Instagram has roughly the same rules as Facebook, though it is a little more meme-based. For the first day or two, you should keep it vague but after that you’re free to do what you want.
The shift has happened. Enough people no longer care about posting spoilers that visiting any social network, and even some websites, without having seen the latest episode of whatever the show of the moment is runs the risk of spoiling things for you. You can give out and moan all you like, but that’s not going to change.
If you really want to be spoiler free, the thing to do is take control of your web viewing experience. Mihir has written a great article specifically on avoiding Game of Thrones spoilers. He covers how to avoid them on social media sites like Facebook and Twitter, as well as around the web.
Even following his advice isn’t 100%. There’s still the danger people will post images with spoilers that won’t be blocked by text filters. If you really want to avoid spoilers, you have to avoid the Internet until you’ve seen the episode.
The Big Secret About Spoilers
There is one big secret when it comes to spoilers that I’ve saved until last. They don’t really matter. When you already know what’s going to happen, you’re free to appreciate TV shows on a slightly different level.

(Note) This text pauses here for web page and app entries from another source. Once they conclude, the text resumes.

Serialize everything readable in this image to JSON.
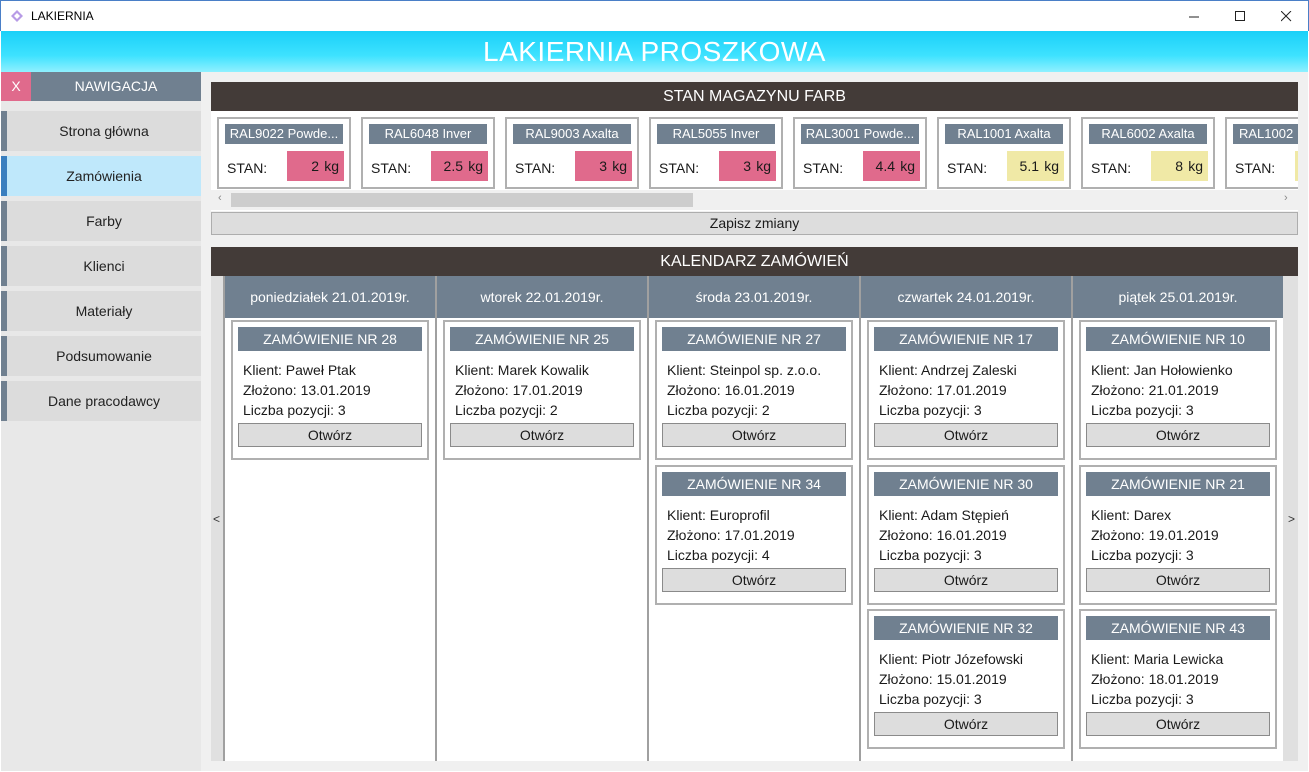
{
  "window": {
    "title": "LAKIERNIA"
  },
  "header": {
    "title": "LAKIERNIA PROSZKOWA"
  },
  "nav": {
    "close_label": "X",
    "title": "NAWIGACJA",
    "items": [
      "Strona główna",
      "Zamówienia",
      "Farby",
      "Klienci",
      "Materiały",
      "Podsumowanie",
      "Dane pracodawcy"
    ],
    "active": "Zamówienia"
  },
  "stock": {
    "title": "STAN MAGAZYNU FARB",
    "stan_label": "STAN:",
    "unit": "kg",
    "items": [
      {
        "name": "RAL9022 Powde...",
        "qty": "2",
        "level": "low"
      },
      {
        "name": "RAL6048 Inver",
        "qty": "2.5",
        "level": "low"
      },
      {
        "name": "RAL9003 Axalta",
        "qty": "3",
        "level": "low"
      },
      {
        "name": "RAL5055 Inver",
        "qty": "3",
        "level": "low"
      },
      {
        "name": "RAL3001 Powde...",
        "qty": "4.4",
        "level": "low"
      },
      {
        "name": "RAL1001 Axalta",
        "qty": "5.1",
        "level": "mid"
      },
      {
        "name": "RAL6002 Axalta",
        "qty": "8",
        "level": "mid"
      },
      {
        "name": "RAL1002",
        "qty": "",
        "level": "mid"
      }
    ],
    "save_label": "Zapisz zmiany"
  },
  "calendar": {
    "title": "KALENDARZ ZAMÓWIEŃ",
    "prev": "<",
    "next": ">",
    "open_label": "Otwórz",
    "days": [
      {
        "label": "poniedziałek 21.01.2019r.",
        "orders": [
          {
            "header": "ZAMÓWIENIE NR 28",
            "client": "Klient: Paweł Ptak",
            "date": "Złożono: 13.01.2019",
            "count": "Liczba pozycji: 3"
          }
        ]
      },
      {
        "label": "wtorek 22.01.2019r.",
        "orders": [
          {
            "header": "ZAMÓWIENIE NR 25",
            "client": "Klient: Marek Kowalik",
            "date": "Złożono: 17.01.2019",
            "count": "Liczba pozycji: 2"
          }
        ]
      },
      {
        "label": "środa 23.01.2019r.",
        "orders": [
          {
            "header": "ZAMÓWIENIE NR 27",
            "client": "Klient: Steinpol sp. z.o.o.",
            "date": "Złożono: 16.01.2019",
            "count": "Liczba pozycji: 2"
          },
          {
            "header": "ZAMÓWIENIE NR 34",
            "client": "Klient: Europrofil",
            "date": "Złożono: 17.01.2019",
            "count": "Liczba pozycji: 4"
          }
        ]
      },
      {
        "label": "czwartek 24.01.2019r.",
        "orders": [
          {
            "header": "ZAMÓWIENIE NR 17",
            "client": "Klient: Andrzej Zaleski",
            "date": "Złożono: 17.01.2019",
            "count": "Liczba pozycji: 3"
          },
          {
            "header": "ZAMÓWIENIE NR 30",
            "client": "Klient: Adam Stępień",
            "date": "Złożono: 16.01.2019",
            "count": "Liczba pozycji: 3"
          },
          {
            "header": "ZAMÓWIENIE NR 32",
            "client": "Klient: Piotr Józefowski",
            "date": "Złożono: 15.01.2019",
            "count": "Liczba pozycji: 3"
          }
        ]
      },
      {
        "label": "piątek 25.01.2019r.",
        "orders": [
          {
            "header": "ZAMÓWIENIE NR 10",
            "client": "Klient: Jan Hołowienko",
            "date": "Złożono: 21.01.2019",
            "count": "Liczba pozycji: 3"
          },
          {
            "header": "ZAMÓWIENIE NR 21",
            "client": "Klient: Darex",
            "date": "Złożono: 19.01.2019",
            "count": "Liczba pozycji: 3"
          },
          {
            "header": "ZAMÓWIENIE NR 43",
            "client": "Klient: Maria Lewicka",
            "date": "Złożono: 18.01.2019",
            "count": "Liczba pozycji: 3"
          }
        ]
      }
    ]
  },
  "colors": {
    "accent": "#1ad0f8",
    "slate": "#708090",
    "dark_bar": "#433b38",
    "low_stock": "#e06a8c",
    "mid_stock": "#f0e9a6",
    "active_nav": "#bfe8fb"
  }
}
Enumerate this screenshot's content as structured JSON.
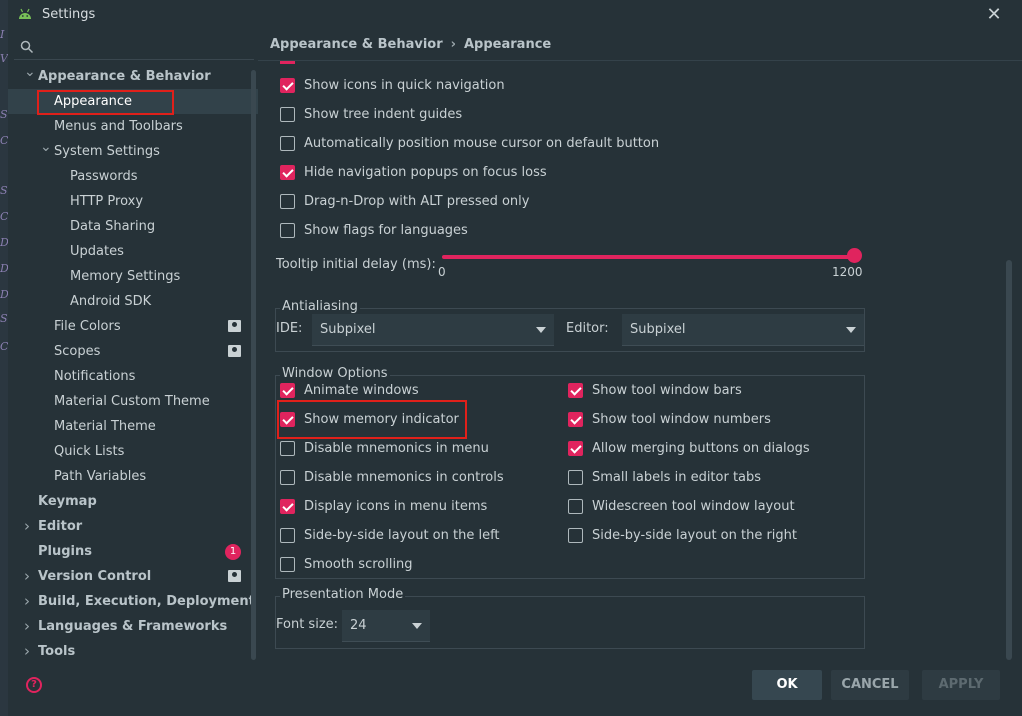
{
  "window": {
    "title": "Settings",
    "close_glyph": "✕",
    "app_icon": "android-icon"
  },
  "search": {
    "placeholder": "",
    "value": ""
  },
  "sidebar": {
    "items": [
      {
        "label": "Appearance & Behavior",
        "level": 0,
        "bold": true,
        "expanded": true
      },
      {
        "label": "Appearance",
        "level": 1,
        "selected": true
      },
      {
        "label": "Menus and Toolbars",
        "level": 1
      },
      {
        "label": "System Settings",
        "level": 1,
        "expanded": true
      },
      {
        "label": "Passwords",
        "level": 2
      },
      {
        "label": "HTTP Proxy",
        "level": 2
      },
      {
        "label": "Data Sharing",
        "level": 2
      },
      {
        "label": "Updates",
        "level": 2
      },
      {
        "label": "Memory Settings",
        "level": 2
      },
      {
        "label": "Android SDK",
        "level": 2
      },
      {
        "label": "File Colors",
        "level": 1,
        "badge": "project-icon"
      },
      {
        "label": "Scopes",
        "level": 1,
        "badge": "project-icon"
      },
      {
        "label": "Notifications",
        "level": 1
      },
      {
        "label": "Material Custom Theme",
        "level": 1
      },
      {
        "label": "Material Theme",
        "level": 1
      },
      {
        "label": "Quick Lists",
        "level": 1
      },
      {
        "label": "Path Variables",
        "level": 1
      },
      {
        "label": "Keymap",
        "level": 0,
        "bold": true
      },
      {
        "label": "Editor",
        "level": 0,
        "bold": true,
        "collapsed": true
      },
      {
        "label": "Plugins",
        "level": 0,
        "bold": true,
        "count": "1"
      },
      {
        "label": "Version Control",
        "level": 0,
        "bold": true,
        "collapsed": true,
        "badge": "project-icon"
      },
      {
        "label": "Build, Execution, Deployment",
        "level": 0,
        "bold": true,
        "collapsed": true
      },
      {
        "label": "Languages & Frameworks",
        "level": 0,
        "bold": true,
        "collapsed": true
      },
      {
        "label": "Tools",
        "level": 0,
        "bold": true,
        "collapsed": true
      }
    ]
  },
  "breadcrumb": {
    "parent": "Appearance & Behavior",
    "separator": "›",
    "current": "Appearance"
  },
  "ui_options": [
    {
      "label": "Show icons in quick navigation",
      "checked": true
    },
    {
      "label": "Show tree indent guides",
      "checked": false
    },
    {
      "label": "Automatically position mouse cursor on default button",
      "checked": false
    },
    {
      "label": "Hide navigation popups on focus loss",
      "checked": true
    },
    {
      "label": "Drag-n-Drop with ALT pressed only",
      "checked": false
    },
    {
      "label": "Show flags for languages",
      "checked": false
    }
  ],
  "tooltip_delay": {
    "label": "Tooltip initial delay (ms):",
    "min_label": "0",
    "max_label": "1200",
    "value_fraction": 1.0
  },
  "antialiasing": {
    "title": "Antialiasing",
    "ide_label": "IDE:",
    "ide_value": "Subpixel",
    "editor_label": "Editor:",
    "editor_value": "Subpixel"
  },
  "window_options": {
    "title": "Window Options",
    "left": [
      {
        "label": "Animate windows",
        "checked": true
      },
      {
        "label": "Show memory indicator",
        "checked": true
      },
      {
        "label": "Disable mnemonics in menu",
        "checked": false
      },
      {
        "label": "Disable mnemonics in controls",
        "checked": false
      },
      {
        "label": "Display icons in menu items",
        "checked": true
      },
      {
        "label": "Side-by-side layout on the left",
        "checked": false
      },
      {
        "label": "Smooth scrolling",
        "checked": false
      }
    ],
    "right": [
      {
        "label": "Show tool window bars",
        "checked": true
      },
      {
        "label": "Show tool window numbers",
        "checked": true
      },
      {
        "label": "Allow merging buttons on dialogs",
        "checked": true
      },
      {
        "label": "Small labels in editor tabs",
        "checked": false
      },
      {
        "label": "Widescreen tool window layout",
        "checked": false
      },
      {
        "label": "Side-by-side layout on the right",
        "checked": false
      }
    ]
  },
  "presentation_mode": {
    "title": "Presentation Mode",
    "font_size_label": "Font size:",
    "font_size_value": "24"
  },
  "footer": {
    "help_glyph": "?",
    "ok_label": "OK",
    "cancel_label": "CANCEL",
    "apply_label": "APPLY"
  },
  "colors": {
    "accent": "#e0245e",
    "highlight_box": "#e0201a",
    "background": "#263238"
  }
}
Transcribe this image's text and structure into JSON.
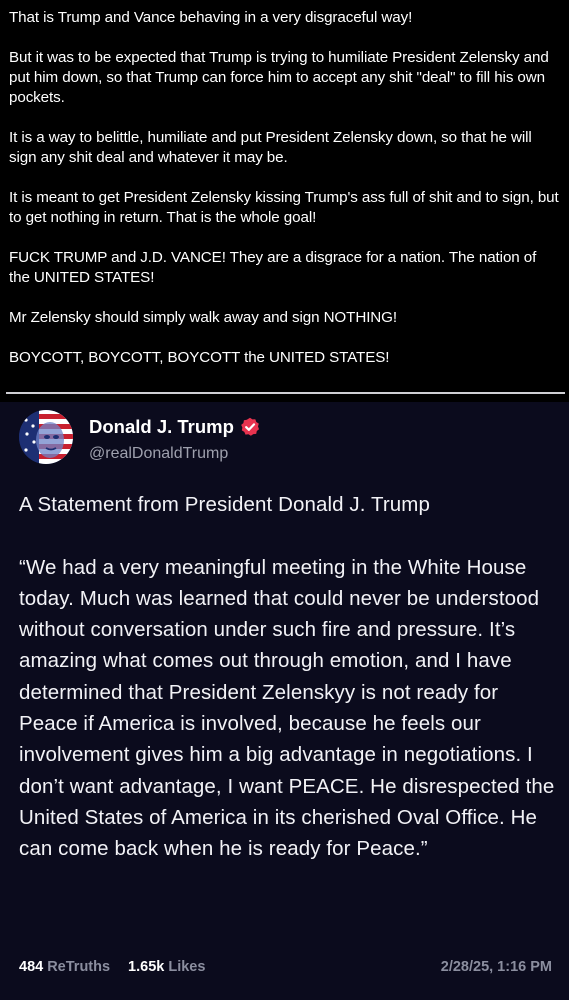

I talked about Film Crit Hulk’s Four Levels of Consuming Art in my article on Why the Internet Doesn’t Get Art. Spoilers only affect the lowest level of media appreciation. No one loves Star Wars because of the twist that Darth Vader is Luke’s father; they love it because of the characters, the drama, the setting, the plot, and everything else. Knowing how the movie ends just lets you enjoy the journey more; you’re not constantly trying to guess what happens next.
Do you post spoilers on social media? When do you feel it’s okay? My rules are just guidelines so recommend your own in the comments.